When a line in the entries below contains the word "clock", copy that line.

** Opening Supplied information block **

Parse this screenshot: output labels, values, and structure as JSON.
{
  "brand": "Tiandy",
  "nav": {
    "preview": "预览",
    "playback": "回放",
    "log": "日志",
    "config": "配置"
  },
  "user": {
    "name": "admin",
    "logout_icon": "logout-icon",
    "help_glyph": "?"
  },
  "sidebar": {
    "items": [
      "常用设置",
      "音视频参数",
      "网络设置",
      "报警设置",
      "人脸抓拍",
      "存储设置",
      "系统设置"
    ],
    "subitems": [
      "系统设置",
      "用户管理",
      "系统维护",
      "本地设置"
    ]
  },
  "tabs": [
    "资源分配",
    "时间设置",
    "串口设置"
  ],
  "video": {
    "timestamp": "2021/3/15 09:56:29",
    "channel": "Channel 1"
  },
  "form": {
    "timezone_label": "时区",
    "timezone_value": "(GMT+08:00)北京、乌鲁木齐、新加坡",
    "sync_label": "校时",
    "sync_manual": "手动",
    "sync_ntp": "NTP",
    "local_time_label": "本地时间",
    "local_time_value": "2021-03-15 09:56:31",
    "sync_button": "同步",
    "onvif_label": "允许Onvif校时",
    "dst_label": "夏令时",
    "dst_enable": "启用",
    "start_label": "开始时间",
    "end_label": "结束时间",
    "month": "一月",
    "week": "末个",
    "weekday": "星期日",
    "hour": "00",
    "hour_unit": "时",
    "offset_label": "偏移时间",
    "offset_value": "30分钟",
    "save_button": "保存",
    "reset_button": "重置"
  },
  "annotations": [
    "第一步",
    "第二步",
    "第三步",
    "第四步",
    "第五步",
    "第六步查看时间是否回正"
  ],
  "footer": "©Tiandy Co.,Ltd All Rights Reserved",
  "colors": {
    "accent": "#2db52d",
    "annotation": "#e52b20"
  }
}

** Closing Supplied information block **
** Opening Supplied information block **

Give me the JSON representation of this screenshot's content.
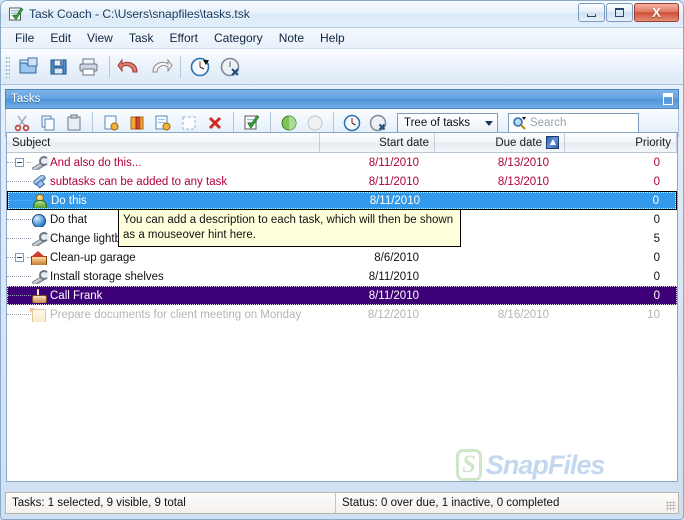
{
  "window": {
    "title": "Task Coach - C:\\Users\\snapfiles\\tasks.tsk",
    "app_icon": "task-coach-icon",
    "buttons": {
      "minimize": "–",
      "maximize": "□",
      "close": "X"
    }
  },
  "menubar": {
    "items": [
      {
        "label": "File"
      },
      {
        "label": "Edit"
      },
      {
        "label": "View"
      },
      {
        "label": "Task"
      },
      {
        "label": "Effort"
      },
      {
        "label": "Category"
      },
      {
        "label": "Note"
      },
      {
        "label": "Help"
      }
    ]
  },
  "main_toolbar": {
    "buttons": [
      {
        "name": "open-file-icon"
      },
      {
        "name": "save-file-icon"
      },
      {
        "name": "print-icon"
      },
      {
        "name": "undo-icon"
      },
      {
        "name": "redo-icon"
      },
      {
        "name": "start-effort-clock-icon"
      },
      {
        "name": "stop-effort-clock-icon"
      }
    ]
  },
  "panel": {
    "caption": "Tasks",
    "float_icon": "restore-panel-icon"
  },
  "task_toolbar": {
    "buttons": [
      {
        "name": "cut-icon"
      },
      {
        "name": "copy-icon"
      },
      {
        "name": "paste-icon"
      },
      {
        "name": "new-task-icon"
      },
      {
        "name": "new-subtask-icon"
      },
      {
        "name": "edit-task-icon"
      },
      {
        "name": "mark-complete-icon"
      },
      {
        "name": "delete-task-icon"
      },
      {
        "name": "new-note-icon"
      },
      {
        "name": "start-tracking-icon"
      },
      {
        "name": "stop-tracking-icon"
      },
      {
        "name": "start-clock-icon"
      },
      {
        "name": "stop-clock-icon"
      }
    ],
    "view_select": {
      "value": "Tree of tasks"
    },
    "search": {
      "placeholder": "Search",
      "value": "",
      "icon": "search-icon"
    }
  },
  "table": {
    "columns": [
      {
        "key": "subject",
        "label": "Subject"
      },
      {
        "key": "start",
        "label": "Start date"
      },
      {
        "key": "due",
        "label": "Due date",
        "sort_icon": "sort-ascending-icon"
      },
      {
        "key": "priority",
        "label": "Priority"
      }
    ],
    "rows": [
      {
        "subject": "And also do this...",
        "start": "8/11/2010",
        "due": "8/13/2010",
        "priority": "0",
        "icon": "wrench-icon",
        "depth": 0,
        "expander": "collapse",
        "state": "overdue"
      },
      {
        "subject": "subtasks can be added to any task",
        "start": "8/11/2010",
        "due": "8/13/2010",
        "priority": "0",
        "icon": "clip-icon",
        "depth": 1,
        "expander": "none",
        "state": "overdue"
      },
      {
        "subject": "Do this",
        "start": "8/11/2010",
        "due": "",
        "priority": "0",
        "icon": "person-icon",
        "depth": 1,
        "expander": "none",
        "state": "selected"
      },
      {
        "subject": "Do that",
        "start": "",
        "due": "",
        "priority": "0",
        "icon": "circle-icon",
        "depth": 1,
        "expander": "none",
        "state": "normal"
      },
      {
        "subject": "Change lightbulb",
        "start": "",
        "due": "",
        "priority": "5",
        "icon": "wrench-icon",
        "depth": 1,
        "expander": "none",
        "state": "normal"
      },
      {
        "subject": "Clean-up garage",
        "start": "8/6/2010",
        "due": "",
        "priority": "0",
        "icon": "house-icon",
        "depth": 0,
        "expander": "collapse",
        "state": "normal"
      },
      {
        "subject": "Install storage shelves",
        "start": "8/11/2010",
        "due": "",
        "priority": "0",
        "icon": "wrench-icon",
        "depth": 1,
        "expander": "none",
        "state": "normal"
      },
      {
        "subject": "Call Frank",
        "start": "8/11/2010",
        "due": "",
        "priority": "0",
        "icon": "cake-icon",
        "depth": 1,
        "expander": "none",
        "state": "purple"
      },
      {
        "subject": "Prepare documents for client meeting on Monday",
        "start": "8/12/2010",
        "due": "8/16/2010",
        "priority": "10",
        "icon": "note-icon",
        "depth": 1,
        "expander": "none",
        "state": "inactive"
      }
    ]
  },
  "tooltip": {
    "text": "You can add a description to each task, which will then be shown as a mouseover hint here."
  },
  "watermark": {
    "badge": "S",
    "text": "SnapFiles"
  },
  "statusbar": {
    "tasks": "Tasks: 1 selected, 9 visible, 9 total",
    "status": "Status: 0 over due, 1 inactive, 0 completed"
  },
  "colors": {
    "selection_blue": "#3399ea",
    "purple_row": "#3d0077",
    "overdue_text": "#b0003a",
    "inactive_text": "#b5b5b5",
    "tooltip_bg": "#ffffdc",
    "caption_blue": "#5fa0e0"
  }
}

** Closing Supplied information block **

Task response.
        "name": "start-effort-clock-icon"
        "name": "stop-effort-clock-icon"
        "name": "start-clock-icon"
        "name": "stop-clock-icon"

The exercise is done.